Basketball shorts? Football helmet? Hockey stick? It’s that time of year. At the start of every new sports season, you can find kids, parents, and coaches at the go-to spot in Hudson County for all your sporting needs—uniforms, sportswear, sneakers, cleats, balls, bats, gloves, pucks, rackets, protective gear, and equipment of all kinds.
And it’s not Modell’s.
This nearly 70-year-old Hoboken institution is a kaleidoscope of high-school colors, smelling of new leather, and smacking of old-school.
Started in 1946 by two brothers-in-law, Pete Stanich and Ray Cerrito, Stan’s Sports Center was their joint venture when they came home from military service. Stanich used the first four letters of his last name to christen the business, and a Hoboken institution was born.
As a child growing up in Hoboken, Dan DeCongelio hung out at Stan’s on Washington Street—“the avenue”—where kids picked up a new baseball glove or checked out the latest matchbox cars.
But by the age of 15, Dan was no longer just hanging out.
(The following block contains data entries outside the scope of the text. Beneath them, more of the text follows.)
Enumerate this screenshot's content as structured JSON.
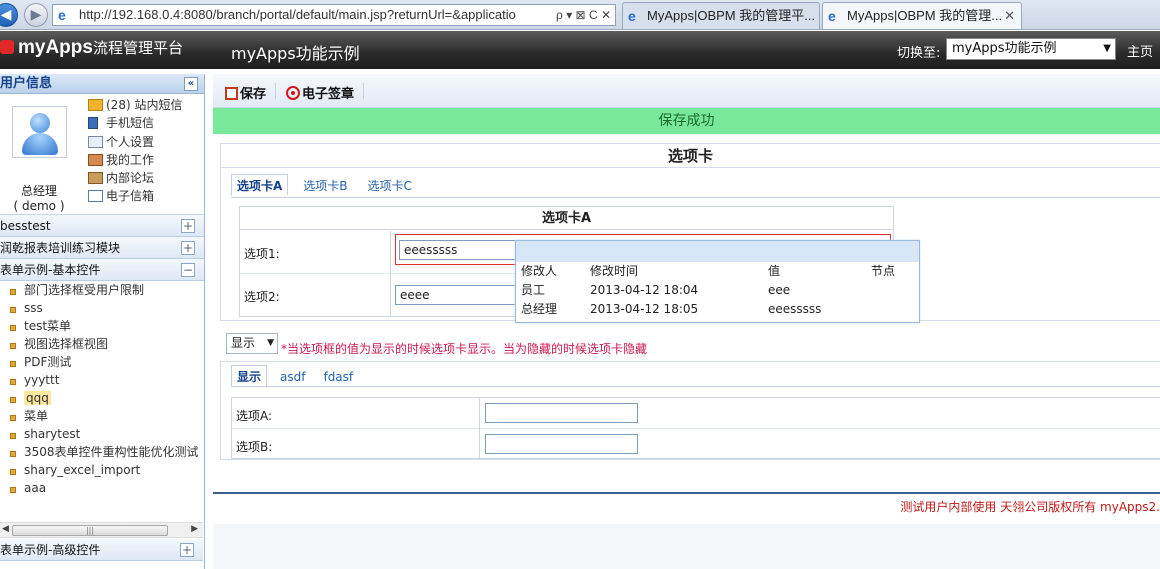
{
  "browser": {
    "address": "http://192.168.0.4:8080/branch/portal/default/main.jsp?returnUrl=&applicatio",
    "address_tools": "ρ ▾ ⊠ C ✕",
    "tabs": [
      {
        "label": "MyApps|OBPM 我的管理平..."
      },
      {
        "label": "MyApps|OBPM 我的管理...",
        "close": "✕"
      }
    ]
  },
  "header": {
    "brand": "myApps",
    "platform": "流程管理平台",
    "app_title": "myApps功能示例",
    "switch_label": "切换至:",
    "switch_value": "myApps功能示例",
    "home": "主页"
  },
  "sidebar": {
    "user_info_title": "用户信息",
    "collapse": "«",
    "user_name": "总经理",
    "user_id": "( demo )",
    "menu": [
      {
        "label": "(28) 站内短信",
        "icon": "mail-icon"
      },
      {
        "label": "手机短信",
        "icon": "phone-icon"
      },
      {
        "label": "个人设置",
        "icon": "settings-icon"
      },
      {
        "label": "我的工作",
        "icon": "work-icon"
      },
      {
        "label": "内部论坛",
        "icon": "forum-icon"
      },
      {
        "label": "电子信箱",
        "icon": "email-icon"
      }
    ],
    "modules": [
      {
        "label": "besstest",
        "toggle": "+"
      },
      {
        "label": "润乾报表培训练习模块",
        "toggle": "+"
      },
      {
        "label": "表单示例-基本控件",
        "toggle": "−"
      }
    ],
    "tree": [
      "部门选择框受用户限制",
      "sss",
      "test菜单",
      "视图选择框视图",
      "PDF测试",
      "yyyttt",
      "qqq",
      "菜单",
      "sharytest",
      "3508表单控件重构性能优化测试",
      "shary_excel_import",
      "aaa"
    ],
    "selected_tree_item": "qqq",
    "modules_bottom": [
      {
        "label": "表单示例-高级控件",
        "toggle": "+"
      }
    ]
  },
  "toolbar": {
    "save": "保存",
    "seal": "电子签章"
  },
  "message": "保存成功",
  "form": {
    "title": "选项卡",
    "tabs": [
      "选项卡A",
      "选项卡B",
      "选项卡C"
    ],
    "section_title": "选项卡A",
    "field1_label": "选项1:",
    "field1_value": "eeesssss",
    "field2_label": "选项2:",
    "field2_value": "eeee"
  },
  "history": {
    "headers": [
      "修改人",
      "修改时间",
      "值",
      "节点"
    ],
    "rows": [
      {
        "user": "员工",
        "time": "2013-04-12 18:04",
        "value": "eee",
        "node": ""
      },
      {
        "user": "总经理",
        "time": "2013-04-12 18:05",
        "value": "eeesssss",
        "node": ""
      }
    ]
  },
  "display_select": {
    "value": "显示",
    "hint": "*当选项框的值为显示的时候选项卡显示。当为隐藏的时候选项卡隐藏"
  },
  "form_b": {
    "tabs": [
      "显示",
      "asdf",
      "fdasf"
    ],
    "fieldA_label": "选项A:",
    "fieldB_label": "选项B:"
  },
  "footer": "测试用户内部使用  天翎公司版权所有  myApps2.",
  "colors": {
    "success_bg": "#7ae89a",
    "hint_color": "#cc1a4d",
    "footer_color": "#c01818"
  }
}
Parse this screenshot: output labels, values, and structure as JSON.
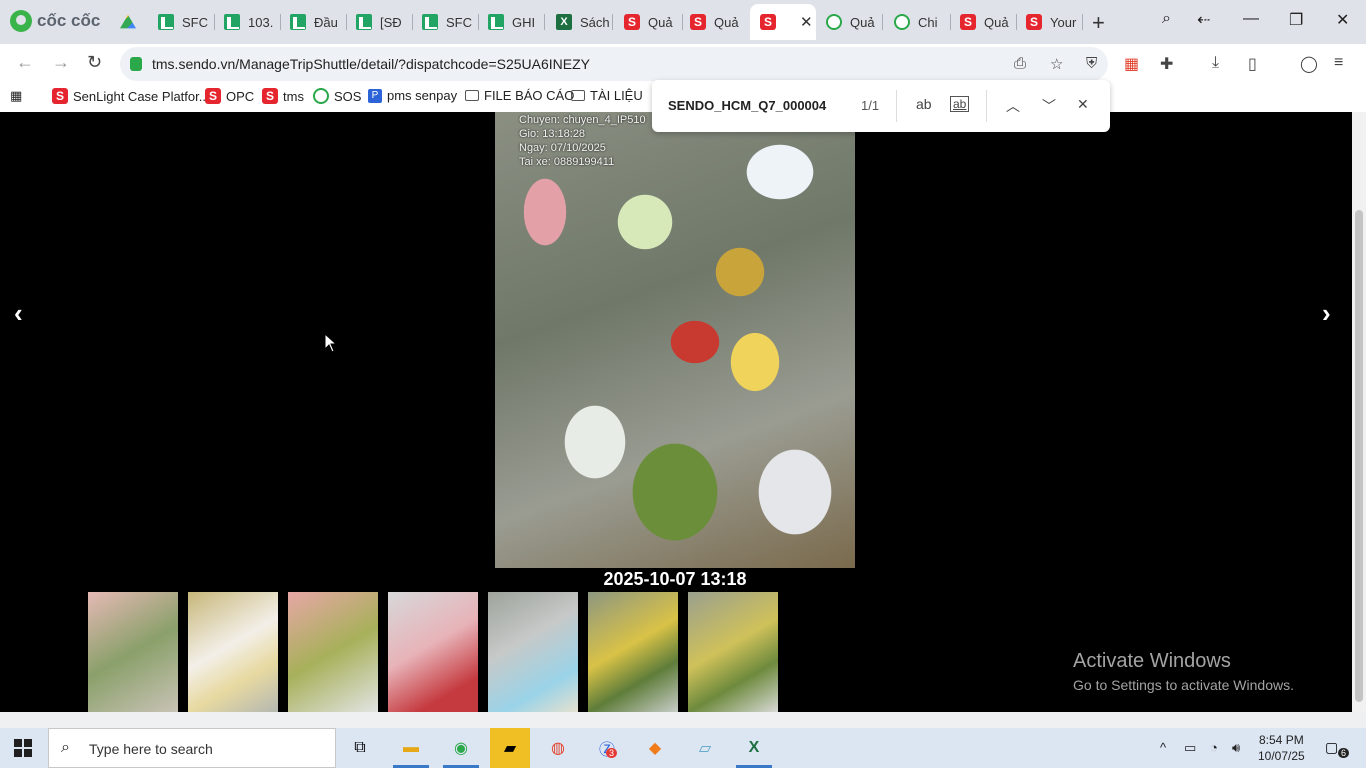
{
  "browser": {
    "brand": "cốc cốc",
    "tabs": [
      {
        "label": "SFC",
        "icon": "google-sheets-icon"
      },
      {
        "label": "103.",
        "icon": "google-sheets-icon"
      },
      {
        "label": "Đầu",
        "icon": "google-sheets-icon"
      },
      {
        "label": "[SĐ",
        "icon": "google-sheets-icon"
      },
      {
        "label": "SFC",
        "icon": "google-sheets-icon"
      },
      {
        "label": "GHI",
        "icon": "google-sheets-icon"
      },
      {
        "label": "Sách",
        "icon": "excel-icon"
      },
      {
        "label": "Quả",
        "icon": "sendo-icon"
      },
      {
        "label": "Quả",
        "icon": "sendo-icon"
      },
      {
        "label": "",
        "icon": "sendo-icon",
        "active": true
      },
      {
        "label": "Quả",
        "icon": "sos-icon"
      },
      {
        "label": "Chi",
        "icon": "sos-icon"
      },
      {
        "label": "Quả",
        "icon": "sendo-icon"
      },
      {
        "label": "Your",
        "icon": "sendo-icon"
      }
    ],
    "url": "tms.sendo.vn/ManageTripShuttle/detail/?dispatchcode=S25UA6INEZY",
    "bookmarks": [
      {
        "label": "SenLight Case Platfor...",
        "icon": "sendo-icon"
      },
      {
        "label": "OPC",
        "icon": "sendo-icon"
      },
      {
        "label": "tms",
        "icon": "sendo-icon"
      },
      {
        "label": "SOS",
        "icon": "sos-icon"
      },
      {
        "label": "pms senpay",
        "icon": "pms-icon"
      },
      {
        "label": "FILE BÁO CÁO",
        "icon": "folder-icon"
      },
      {
        "label": "TÀI LIỆU",
        "icon": "folder-icon"
      }
    ]
  },
  "find_bar": {
    "query": "SENDO_HCM_Q7_000004",
    "count": "1/1",
    "match_case_label": "ab",
    "whole_word_label": "ab"
  },
  "viewer": {
    "overlay_lines": [
      "Chuyen: chuyen_4_IP510",
      "Gio: 13:18:28",
      "Ngay: 07/10/2025",
      "Tai xe: 0889199411"
    ],
    "caption": "2025-10-07 13:18",
    "prev_label": "‹",
    "next_label": "›",
    "thumbnail_count": 7
  },
  "watermark": {
    "title": "Activate Windows",
    "subtitle": "Go to Settings to activate Windows."
  },
  "taskbar": {
    "search_placeholder": "Type here to search",
    "time": "8:54 PM",
    "date": "10/07/25",
    "notification_count": "6",
    "zalo_badge": "3"
  }
}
Recruited by Ray Cerrito, he began laying the foundation for what would one day be part of his own family’s legacy as well.
Young Dan became part of the Stan’s family in the early 1970s. A couple of years later he would graduate from Hoboken High School and go on to college at Jersey City State College, now NJCU, but he still came back to Stan’s every Saturday to do the payroll.
“I loved it,” Dan says. “It was a part of me.”
Even when he earned his accounting degree and landed a job, Saturdays were reserved for his “family” at Stan’s.
Ray Cerrito eventually took over the business from Pete Stanich, and what Ray really wanted was for Dan to work fulltime, an arrangement Dan said he would be interested in only if he could have a stake in the business when Ray retired. Ray struck the deal in the way most deals were struck in those times.
“I left my job on a handshake,” Dan says. “I took my chances, but he was the type of guy that a handshake went a long way.”
Just a few years later, the time came to pass the baton. In 1996, Dan became the owner of the institution that gave him his start.
And his beloved mentor? He became his employee for the hefty price of $1 per year or a hot dog from Biggie’s.
Until his death, Ray was a true mentor to Dan DeCongelio.
Soon another young man could be found hanging out at Stan’s: Dan’s son. When Dan Jr. was off from school, he was shooting baskets in the basement of the sports center or playing wiffle ball with the workers.
He followed a similar path as that of his father—working weekends at Stan’s even after he had gone away to college and to work at a bank.
Two years later he invited his father to dinner to have a conversation not much different than the one Ray and Dan Sr. had years earlier.
“I’d been around it for so long growing up,” Dan Jr. says. “I just knew that this was the right fit for me.”
The father-and-son duo has maintained exemplary customer service while stocking a diverse inventory that rivals—or in some cases exceeds—that in the big chain stores.
Within four months of returning to Stan’s with his newfound experience in the banking business, Dan Jr. revamped the store’s website, created a social-media campaign, and instituted online shopping.
“We’ve got all these likes all of a sudden,” Dan Sr. says.
Indeed, Stan’s had a lot of “likes,” long before the advent of Facebook.
Outfitting recreation and high-school teams from Hoboken to Harrison, Stan’s has a longstanding connection with many communities in Hudson and Bergen counties.
If you walk into the store now—which is bedecked in Hoboken red and white—you won’t find matchbox cars and boxes of sports equipment strewn about as in earlier times.
As Hoboken has evolved, so has Stan’s. It now carries a lot of “Hoboken” products like hoodies and t-shirts. And though the aisles have been made baby-stroller friendly, you can still come in and pick up a baseball glove—just like in the good ol’ days.
“Everything changes over the years,” Dan Sr. says, “But you still have your sense of community.”—07030
Stan’s Sports Center
528 Washington St.
PHOTOS BY Terri Saulino Bish